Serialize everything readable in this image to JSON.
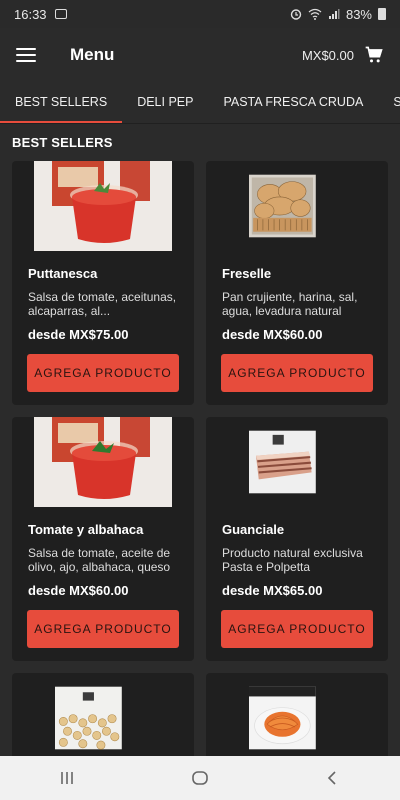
{
  "status": {
    "time": "16:33",
    "battery": "83%"
  },
  "appbar": {
    "title": "Menu",
    "cart_total": "MX$0.00"
  },
  "tabs": [
    {
      "label": "BEST SELLERS"
    },
    {
      "label": "DELI PEP"
    },
    {
      "label": "PASTA FRESCA CRUDA"
    },
    {
      "label": "SALS"
    }
  ],
  "section_title": "BEST SELLERS",
  "products": [
    {
      "name": "Puttanesca",
      "desc": "Salsa de tomate, aceitunas, alcaparras, al...",
      "price": "desde MX$75.00",
      "button": "AGREGA PRODUCTO"
    },
    {
      "name": "Freselle",
      "desc": "Pan crujiente, harina, sal, agua, levadura natural",
      "price": "desde MX$60.00",
      "button": "AGREGA PRODUCTO"
    },
    {
      "name": "Tomate y albahaca",
      "desc": "Salsa de tomate, aceite de olivo, ajo, albahaca, queso",
      "price": "desde MX$60.00",
      "button": "AGREGA PRODUCTO"
    },
    {
      "name": "Guanciale",
      "desc": "Producto natural exclusiva Pasta e Polpetta",
      "price": "desde MX$65.00",
      "button": "AGREGA PRODUCTO"
    }
  ]
}
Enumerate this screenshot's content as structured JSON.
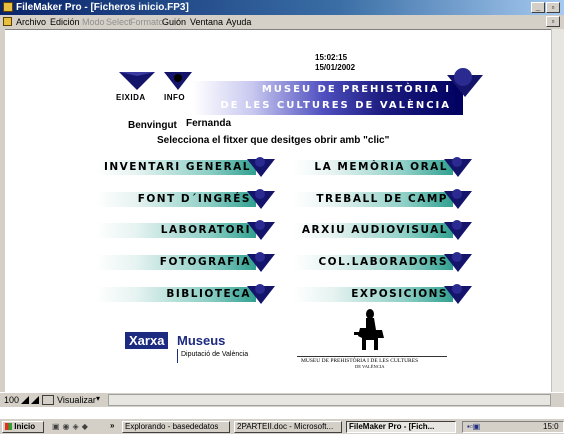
{
  "window": {
    "title": "FileMaker Pro - [Ficheros inicio.FP3]"
  },
  "menubar": {
    "items": [
      "Archivo",
      "Edición",
      "Modo",
      "Select",
      "Formato",
      "Guión",
      "Ventana",
      "Ayuda"
    ]
  },
  "header": {
    "time": "15:02:15",
    "date": "15/01/2002",
    "exit_label": "EIXIDA",
    "info_label": "INFO",
    "title_line1": "MUSEU DE PREHISTÒRIA I",
    "title_line2": "DE LES CULTURES DE VALÈNCIA"
  },
  "welcome": {
    "greeting": "Benvingut",
    "user": "Fernanda",
    "instruction": "Selecciona el fitxer que desitges obrir amb \"clic\""
  },
  "files": {
    "left": [
      "INVENTARI GENERAL",
      "FONT D´INGRÉS",
      "LABORATORI",
      "FOTOGRAFIA",
      "BIBLIOTECA"
    ],
    "right": [
      "LA MEMÒRIA ORAL",
      "TREBALL DE CAMP",
      "ARXIU AUDIOVISUAL",
      "COL.LABORADORS",
      "EXPOSICIONS"
    ]
  },
  "logos": {
    "xarxa_1": "Xarxa",
    "xarxa_2": "Museus",
    "xarxa_sub": "Diputació de València",
    "museum_caption": "MUSEU DE PREHISTÒRIA I DE LES CULTURES",
    "museum_caption_2": "DE VALÈNCIA"
  },
  "statusbar": {
    "zoom": "100",
    "mode": "Visualizar"
  },
  "taskbar": {
    "start": "Inicio",
    "tasks": [
      "Explorando - basededatos",
      "2PARTEII.doc - Microsoft...",
      "FileMaker Pro - [Fich..."
    ],
    "clock": "15:0"
  },
  "colors": {
    "accent_teal": "#30a090",
    "title_navy": "#000060",
    "arrow_navy": "#14146a"
  }
}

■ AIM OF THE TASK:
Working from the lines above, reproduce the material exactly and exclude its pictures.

■ OUTPUT:
Serialize everything readable in this image to JSON.
{
  "status": {
    "time": "16:33",
    "battery": "83%"
  },
  "appbar": {
    "title": "Menu",
    "cart_total": "MX$0.00"
  },
  "tabs": [
    {
      "label": "BEST SELLERS"
    },
    {
      "label": "DELI PEP"
    },
    {
      "label": "PASTA FRESCA CRUDA"
    },
    {
      "label": "SALS"
    }
  ],
  "section_title": "BEST SELLERS",
  "products": [
    {
      "name": "Puttanesca",
      "desc": "Salsa de tomate, aceitunas, alcaparras, al...",
      "price": "desde MX$75.00",
      "button": "AGREGA PRODUCTO"
    },
    {
      "name": "Freselle",
      "desc": "Pan crujiente, harina, sal, agua, levadura natural",
      "price": "desde MX$60.00",
      "button": "AGREGA PRODUCTO"
    },
    {
      "name": "Tomate y albahaca",
      "desc": "Salsa de tomate, aceite de olivo, ajo, albahaca, queso",
      "price": "desde MX$60.00",
      "button": "AGREGA PRODUCTO"
    },
    {
      "name": "Guanciale",
      "desc": "Producto natural exclusiva Pasta e Polpetta",
      "price": "desde MX$65.00",
      "button": "AGREGA PRODUCTO"
    }
  ]
}
Enumerate this screenshot's content as structured JSON.
{
  "window": {
    "title": "FileMaker Pro - [Ficheros inicio.FP3]"
  },
  "menubar": {
    "items": [
      "Archivo",
      "Edición",
      "Modo",
      "Select",
      "Formato",
      "Guión",
      "Ventana",
      "Ayuda"
    ]
  },
  "header": {
    "time": "15:02:15",
    "date": "15/01/2002",
    "exit_label": "EIXIDA",
    "info_label": "INFO",
    "title_line1": "MUSEU DE PREHISTÒRIA I",
    "title_line2": "DE LES CULTURES DE VALÈNCIA"
  },
  "welcome": {
    "greeting": "Benvingut",
    "user": "Fernanda",
    "instruction": "Selecciona el fitxer que desitges obrir amb \"clic\""
  },
  "files": {
    "left": [
      "INVENTARI GENERAL",
      "FONT D´INGRÉS",
      "LABORATORI",
      "FOTOGRAFIA",
      "BIBLIOTECA"
    ],
    "right": [
      "LA MEMÒRIA ORAL",
      "TREBALL DE CAMP",
      "ARXIU AUDIOVISUAL",
      "COL.LABORADORS",
      "EXPOSICIONS"
    ]
  },
  "logos": {
    "xarxa_1": "Xarxa",
    "xarxa_2": "Museus",
    "xarxa_sub": "Diputació de València",
    "museum_caption": "MUSEU DE PREHISTÒRIA I DE LES CULTURES",
    "museum_caption_2": "DE VALÈNCIA"
  },
  "statusbar": {
    "zoom": "100",
    "mode": "Visualizar"
  },
  "taskbar": {
    "start": "Inicio",
    "tasks": [
      "Explorando - basededatos",
      "2PARTEII.doc - Microsoft...",
      "FileMaker Pro - [Fich..."
    ],
    "clock": "15:0"
  },
  "colors": {
    "accent_teal": "#30a090",
    "title_navy": "#000060",
    "arrow_navy": "#14146a"
  }
}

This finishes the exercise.